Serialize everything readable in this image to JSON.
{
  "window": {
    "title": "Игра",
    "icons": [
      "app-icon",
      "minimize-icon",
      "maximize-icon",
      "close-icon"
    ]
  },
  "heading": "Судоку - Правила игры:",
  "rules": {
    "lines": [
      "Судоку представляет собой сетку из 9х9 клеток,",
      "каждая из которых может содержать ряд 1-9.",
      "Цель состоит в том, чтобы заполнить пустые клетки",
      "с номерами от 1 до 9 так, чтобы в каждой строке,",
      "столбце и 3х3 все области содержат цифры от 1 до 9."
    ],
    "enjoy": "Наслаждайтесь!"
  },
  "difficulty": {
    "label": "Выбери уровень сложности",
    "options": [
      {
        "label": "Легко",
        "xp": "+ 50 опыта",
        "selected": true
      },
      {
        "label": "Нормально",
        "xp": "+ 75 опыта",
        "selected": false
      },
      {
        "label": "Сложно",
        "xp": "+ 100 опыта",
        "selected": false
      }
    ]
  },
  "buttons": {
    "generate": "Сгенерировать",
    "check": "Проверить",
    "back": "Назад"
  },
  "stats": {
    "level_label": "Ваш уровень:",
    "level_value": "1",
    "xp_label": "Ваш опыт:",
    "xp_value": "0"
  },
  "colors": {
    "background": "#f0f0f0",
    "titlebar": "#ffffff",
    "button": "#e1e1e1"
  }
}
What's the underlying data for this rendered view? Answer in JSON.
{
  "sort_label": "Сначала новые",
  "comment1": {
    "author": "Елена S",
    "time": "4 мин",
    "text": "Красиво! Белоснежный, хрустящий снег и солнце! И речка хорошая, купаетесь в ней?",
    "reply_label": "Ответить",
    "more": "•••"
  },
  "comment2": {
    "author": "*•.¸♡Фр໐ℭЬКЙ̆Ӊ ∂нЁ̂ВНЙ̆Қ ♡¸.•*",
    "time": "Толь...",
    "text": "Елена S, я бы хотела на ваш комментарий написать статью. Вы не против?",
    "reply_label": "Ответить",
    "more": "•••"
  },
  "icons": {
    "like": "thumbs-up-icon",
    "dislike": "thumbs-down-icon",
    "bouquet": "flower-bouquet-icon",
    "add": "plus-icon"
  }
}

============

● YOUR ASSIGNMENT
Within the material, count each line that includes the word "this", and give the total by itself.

● RESPONSE AREA
2